Court documents say Taccasia Porter was a passenger in a vehicle pulled over for a traffic stop in October 2016. An Indianapolis police officer smelled marijuana during the stop.

After an initial search found no drugs, the officer put her hand inside Porter’s underwear and found a marijuana blunt.

A Marion Superior Court had ruled the search was constitutional, the Indianapolis Star reported . But Porter appealed the decision and argued that the trial court incorrectly admitted the marijuana obtained during the search as evidence.

The appellate court wrote that the initial pat-down search was legal, but that the following search violated the federal and state constitutions.

“All of this took place in a public area on the side of a road, with no evidence that any precautions were taken to protect Porter’s privacy from pedestrian or vehicular passersby or the two men on the scene,” the opinion said.

There was also no evidence the officer used plastic gloves as a sanitary precaution, which makes the degree of intrusion significant, Judge John G. Baker said.

Officers must have probable cause to conduct an invasive search, said Jeannine Bell, a professor at Indiana University Maurer School of Law in Bloomington.

The Supreme Court uses a balancing test to evaluate the legitimacy of bodily searches which weighs the scope of the intrusion, the manner the search is conducted, the justification for the search and the place the search is conducted, Bell said.

Courts also consider if an officer is searching for a weapon or contraband, she said.

Information from: The Indianapolis Star,
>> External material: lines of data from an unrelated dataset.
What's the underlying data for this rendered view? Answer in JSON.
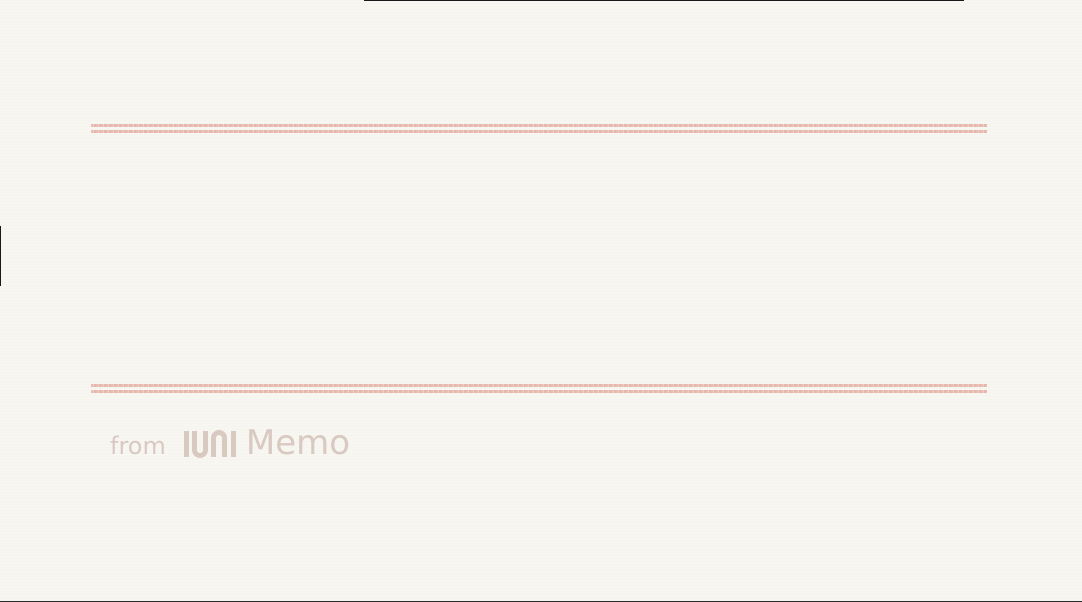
{
  "memo": {
    "body_text": "",
    "footer": {
      "from_label": "from",
      "brand_logo_text": "IUNI",
      "brand_logo_icon": "iuni-logo-icon",
      "brand_name": "Memo"
    }
  },
  "colors": {
    "paper": "#f8f6f1",
    "rule": "#e6b7ad",
    "signature": "#d8c9c1"
  }
}
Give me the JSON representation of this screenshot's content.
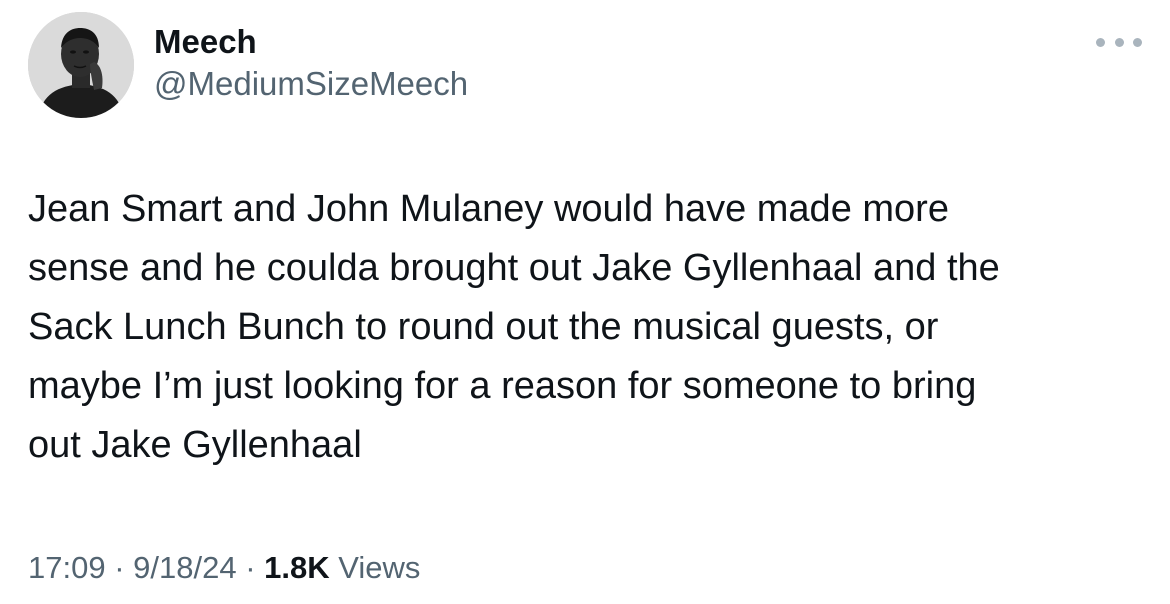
{
  "author": {
    "display_name": "Meech",
    "handle": "@MediumSizeMeech"
  },
  "tweet": {
    "lines": [
      "Jean Smart and John Mulaney would have made more",
      "sense and he coulda brought out Jake Gyllenhaal and the",
      "Sack Lunch Bunch to round out the musical guests, or",
      "maybe I’m just looking for a reason for someone to bring",
      "out Jake Gyllenhaal"
    ]
  },
  "meta": {
    "time": "17:09",
    "separator": " · ",
    "date": "9/18/24",
    "views_count": "1.8K",
    "views_label": " Views"
  },
  "icons": {
    "more": "more-horizontal-icon",
    "avatar": "profile-photo"
  },
  "colors": {
    "text_primary": "#0f1419",
    "text_secondary": "#536471",
    "more_dots": "#a9b4bd",
    "background": "#ffffff"
  }
}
Author photo
The AP is one of the largest and most trusted sources of independent newsgathering. AP is neither privately owned nor government-funded; instead, as a not-for-profit news cooperative owned by its American newspaper and broadcast members, it can maintain its single-minded focus on newsgathering and its commitment to the highest standards of objective, accurate journalism.